Psychotic symptoms are associated with social factors like migration and urban upbringing, possibly linked to loneliness. This study (N=766) found that depression fully mediated the relationship between loneliness and positive symptoms in most samples. Loneliness showed a unique connection to paranoid beliefs, but not other psychotic symptoms. Early interventions targeting loneliness in psychosis, especially when addressing depression, could be beneficial. This supports the idea that specific adversities lead to distinct psychotic symptoms.
Weinreich, A., & Gollwitzer, A. (2016). Automaticity and affective responses in valence transfer: Insights from the crossmodal auditory-visual paradigm. Psychology of Music. Advance online publication. doi: 10.1177/0305735615626519
This study examined valence transfer in a crossmodal paradigm, finding that participants perceived Asian ideographs as visually more pleasant when paired with pleasant sounds. Experiment 2 further showed that evaluative judgments of the ideographs were influenced by the valence of the accompanying music, as measured by facial electromyography and skin conductance responses. These findings suggest that valence transfer occurs automatically and involves affective responses.
Duckworth, A. L., Kirby, T. A., Gollwitzer, A., & Oettingen, G. (2013). From fantasy to action: Mental Contrasting with Implementation Intentions (MCII) improves academic performance in children.
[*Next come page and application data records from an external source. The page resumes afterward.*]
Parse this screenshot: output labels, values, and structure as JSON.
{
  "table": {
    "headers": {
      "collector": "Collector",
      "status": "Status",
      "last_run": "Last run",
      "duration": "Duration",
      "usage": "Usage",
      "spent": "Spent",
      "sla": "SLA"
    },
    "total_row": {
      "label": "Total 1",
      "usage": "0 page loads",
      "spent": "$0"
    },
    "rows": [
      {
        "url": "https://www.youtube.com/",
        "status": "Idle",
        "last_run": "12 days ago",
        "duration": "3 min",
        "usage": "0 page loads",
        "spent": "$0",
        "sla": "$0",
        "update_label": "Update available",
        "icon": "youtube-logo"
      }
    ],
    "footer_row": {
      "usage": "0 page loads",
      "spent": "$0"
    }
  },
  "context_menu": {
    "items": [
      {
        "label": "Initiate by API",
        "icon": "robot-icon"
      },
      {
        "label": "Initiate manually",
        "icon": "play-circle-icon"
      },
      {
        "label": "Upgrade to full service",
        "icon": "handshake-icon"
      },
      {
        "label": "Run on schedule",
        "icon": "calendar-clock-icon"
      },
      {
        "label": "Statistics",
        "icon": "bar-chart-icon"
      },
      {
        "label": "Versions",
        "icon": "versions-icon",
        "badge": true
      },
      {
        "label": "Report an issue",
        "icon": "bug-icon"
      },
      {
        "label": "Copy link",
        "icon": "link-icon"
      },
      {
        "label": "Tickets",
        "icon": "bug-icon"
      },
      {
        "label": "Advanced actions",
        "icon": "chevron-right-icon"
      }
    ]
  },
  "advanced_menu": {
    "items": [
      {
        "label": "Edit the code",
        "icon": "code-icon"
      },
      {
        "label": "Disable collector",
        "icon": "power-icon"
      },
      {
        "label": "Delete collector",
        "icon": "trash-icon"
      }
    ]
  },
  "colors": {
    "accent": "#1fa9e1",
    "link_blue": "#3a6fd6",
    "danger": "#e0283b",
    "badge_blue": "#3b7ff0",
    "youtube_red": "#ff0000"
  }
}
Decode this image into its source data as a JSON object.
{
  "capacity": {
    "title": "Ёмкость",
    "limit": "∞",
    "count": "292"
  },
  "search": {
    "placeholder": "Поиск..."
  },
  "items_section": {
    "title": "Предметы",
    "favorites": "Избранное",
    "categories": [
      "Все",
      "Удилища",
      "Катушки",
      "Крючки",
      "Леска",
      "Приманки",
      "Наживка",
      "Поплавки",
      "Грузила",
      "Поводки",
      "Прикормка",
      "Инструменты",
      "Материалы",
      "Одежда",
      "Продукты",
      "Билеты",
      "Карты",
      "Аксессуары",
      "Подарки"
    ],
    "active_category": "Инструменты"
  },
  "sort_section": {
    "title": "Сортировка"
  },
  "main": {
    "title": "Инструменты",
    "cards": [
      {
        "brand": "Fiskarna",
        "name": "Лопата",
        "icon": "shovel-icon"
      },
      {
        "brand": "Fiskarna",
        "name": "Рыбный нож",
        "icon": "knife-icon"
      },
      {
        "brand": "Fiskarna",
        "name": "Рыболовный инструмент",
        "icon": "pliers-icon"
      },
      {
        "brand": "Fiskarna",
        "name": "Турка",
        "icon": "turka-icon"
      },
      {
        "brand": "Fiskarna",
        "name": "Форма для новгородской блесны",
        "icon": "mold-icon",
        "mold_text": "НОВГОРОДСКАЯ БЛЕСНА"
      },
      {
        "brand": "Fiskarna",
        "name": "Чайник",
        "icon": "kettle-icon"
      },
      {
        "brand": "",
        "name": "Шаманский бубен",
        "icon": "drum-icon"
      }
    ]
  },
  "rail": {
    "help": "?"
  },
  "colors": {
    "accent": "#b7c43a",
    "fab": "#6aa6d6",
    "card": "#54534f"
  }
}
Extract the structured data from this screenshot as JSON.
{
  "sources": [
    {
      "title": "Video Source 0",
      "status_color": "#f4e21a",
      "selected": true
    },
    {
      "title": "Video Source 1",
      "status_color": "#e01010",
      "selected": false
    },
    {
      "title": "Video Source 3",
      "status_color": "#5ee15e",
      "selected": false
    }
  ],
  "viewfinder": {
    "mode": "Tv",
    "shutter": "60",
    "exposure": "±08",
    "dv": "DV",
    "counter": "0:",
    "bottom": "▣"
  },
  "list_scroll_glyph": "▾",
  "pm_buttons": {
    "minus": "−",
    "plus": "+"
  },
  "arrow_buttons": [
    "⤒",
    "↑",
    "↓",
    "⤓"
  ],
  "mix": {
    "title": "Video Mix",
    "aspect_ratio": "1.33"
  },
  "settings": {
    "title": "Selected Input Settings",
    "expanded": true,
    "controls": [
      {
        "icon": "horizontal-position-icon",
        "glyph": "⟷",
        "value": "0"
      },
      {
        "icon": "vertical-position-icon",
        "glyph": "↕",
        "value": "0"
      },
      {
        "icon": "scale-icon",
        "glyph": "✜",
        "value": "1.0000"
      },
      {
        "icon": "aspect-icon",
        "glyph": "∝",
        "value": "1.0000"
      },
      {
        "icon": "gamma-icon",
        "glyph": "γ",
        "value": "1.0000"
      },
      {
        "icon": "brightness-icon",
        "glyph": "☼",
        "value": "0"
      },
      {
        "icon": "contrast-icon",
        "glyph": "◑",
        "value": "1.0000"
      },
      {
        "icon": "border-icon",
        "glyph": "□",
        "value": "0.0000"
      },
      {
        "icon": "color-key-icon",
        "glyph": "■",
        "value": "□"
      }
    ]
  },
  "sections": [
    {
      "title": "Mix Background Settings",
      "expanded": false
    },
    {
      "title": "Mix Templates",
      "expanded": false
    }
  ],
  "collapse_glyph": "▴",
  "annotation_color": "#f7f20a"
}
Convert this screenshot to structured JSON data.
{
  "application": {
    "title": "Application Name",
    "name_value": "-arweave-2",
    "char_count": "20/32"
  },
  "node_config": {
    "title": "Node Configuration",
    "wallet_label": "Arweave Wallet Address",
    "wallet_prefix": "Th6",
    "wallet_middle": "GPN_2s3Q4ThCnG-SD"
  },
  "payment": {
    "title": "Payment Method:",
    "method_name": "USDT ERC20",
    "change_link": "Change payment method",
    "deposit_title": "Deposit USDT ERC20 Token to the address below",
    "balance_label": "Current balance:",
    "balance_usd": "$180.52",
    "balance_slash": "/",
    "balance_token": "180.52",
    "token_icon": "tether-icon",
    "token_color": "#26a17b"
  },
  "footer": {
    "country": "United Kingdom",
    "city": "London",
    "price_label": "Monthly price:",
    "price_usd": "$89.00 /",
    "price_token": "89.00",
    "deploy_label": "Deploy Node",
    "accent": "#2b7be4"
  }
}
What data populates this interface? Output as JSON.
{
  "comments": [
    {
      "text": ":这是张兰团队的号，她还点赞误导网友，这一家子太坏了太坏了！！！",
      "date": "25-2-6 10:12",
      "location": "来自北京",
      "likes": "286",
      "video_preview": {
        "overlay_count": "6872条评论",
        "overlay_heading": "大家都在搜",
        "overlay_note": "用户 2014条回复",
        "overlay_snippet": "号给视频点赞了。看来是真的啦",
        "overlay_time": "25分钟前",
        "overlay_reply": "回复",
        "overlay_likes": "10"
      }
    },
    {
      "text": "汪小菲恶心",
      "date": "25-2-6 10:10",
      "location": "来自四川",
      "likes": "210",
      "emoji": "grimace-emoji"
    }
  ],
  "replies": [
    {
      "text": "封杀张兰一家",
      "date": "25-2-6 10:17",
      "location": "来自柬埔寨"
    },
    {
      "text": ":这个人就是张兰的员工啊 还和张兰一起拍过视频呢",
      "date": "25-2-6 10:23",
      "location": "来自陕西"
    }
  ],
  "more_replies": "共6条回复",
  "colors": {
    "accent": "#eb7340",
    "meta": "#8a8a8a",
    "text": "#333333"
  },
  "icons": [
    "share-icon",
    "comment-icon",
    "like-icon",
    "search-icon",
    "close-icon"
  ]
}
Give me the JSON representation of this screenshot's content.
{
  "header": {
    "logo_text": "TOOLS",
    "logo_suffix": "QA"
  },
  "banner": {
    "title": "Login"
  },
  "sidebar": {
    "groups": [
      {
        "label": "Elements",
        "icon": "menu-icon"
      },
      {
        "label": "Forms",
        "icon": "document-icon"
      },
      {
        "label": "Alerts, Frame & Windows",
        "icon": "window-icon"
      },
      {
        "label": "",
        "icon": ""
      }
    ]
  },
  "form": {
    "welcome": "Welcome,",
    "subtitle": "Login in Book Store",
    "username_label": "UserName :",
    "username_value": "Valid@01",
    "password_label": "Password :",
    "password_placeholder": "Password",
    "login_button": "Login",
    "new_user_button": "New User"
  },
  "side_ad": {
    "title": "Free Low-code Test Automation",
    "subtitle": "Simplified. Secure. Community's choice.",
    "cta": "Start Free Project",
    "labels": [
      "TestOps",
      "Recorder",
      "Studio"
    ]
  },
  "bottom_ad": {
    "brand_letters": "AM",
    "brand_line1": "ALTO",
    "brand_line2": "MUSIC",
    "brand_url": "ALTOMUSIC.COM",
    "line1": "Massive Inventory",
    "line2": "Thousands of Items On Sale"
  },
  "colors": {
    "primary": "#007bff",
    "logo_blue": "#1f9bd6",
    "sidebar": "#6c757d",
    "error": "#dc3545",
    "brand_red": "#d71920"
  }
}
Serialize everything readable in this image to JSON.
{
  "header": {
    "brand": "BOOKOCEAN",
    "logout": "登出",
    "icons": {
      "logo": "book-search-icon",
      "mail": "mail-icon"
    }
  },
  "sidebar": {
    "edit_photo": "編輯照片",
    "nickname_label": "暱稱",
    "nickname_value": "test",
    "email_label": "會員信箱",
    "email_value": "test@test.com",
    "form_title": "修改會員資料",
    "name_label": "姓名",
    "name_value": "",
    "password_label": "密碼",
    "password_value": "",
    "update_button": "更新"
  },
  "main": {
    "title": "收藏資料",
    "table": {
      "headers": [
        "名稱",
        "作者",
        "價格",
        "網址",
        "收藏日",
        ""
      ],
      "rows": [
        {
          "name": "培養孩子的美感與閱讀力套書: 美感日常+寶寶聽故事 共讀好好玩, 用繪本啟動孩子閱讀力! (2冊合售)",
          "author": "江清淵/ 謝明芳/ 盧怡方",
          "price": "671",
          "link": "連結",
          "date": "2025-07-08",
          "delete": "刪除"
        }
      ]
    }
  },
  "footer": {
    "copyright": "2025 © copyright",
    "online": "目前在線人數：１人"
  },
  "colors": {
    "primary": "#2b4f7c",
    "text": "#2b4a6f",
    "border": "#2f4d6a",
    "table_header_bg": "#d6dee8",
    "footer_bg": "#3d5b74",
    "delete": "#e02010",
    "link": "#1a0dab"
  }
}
Social Psychological and Personality Science, 4, 745-753.
This intervention aimed to improve academic performance in economically disadvantaged children using a metacognitive self-regulatory strategy called Mental Contrasting with Implementation Intentions (MCII). In a study with 77 5th graders, those who learned MCII showed significant improvements in report card grades, attendance, and conduct compared to a control group. These findings suggest that MCII holds promise for enhancing academic performance in disadvantaged middle school children.
Two brief intervention studies examined the effects of teaching students to mentally contrast their desired future with their present reality. German elementary school children (N=49; Study 1) and US middle school children (N=63; Study 2) from low-income neighborhoods showed improved academic performance in learning foreign language vocabulary words. These findings have implications for enhancing academic outcomes in low-income areas.
*Disclaimer: Electronic versions of papers are provided as a professional courtesy to ensure timely dissemination of academic work for individual, noncommercial purposes. Copyright (and all rights therein) resides with the respective copyright holders, as stated within each paper. These files may not be reposted without permission of the copyright holder. Anton Gollwitzer asserts no COI on any of these publications.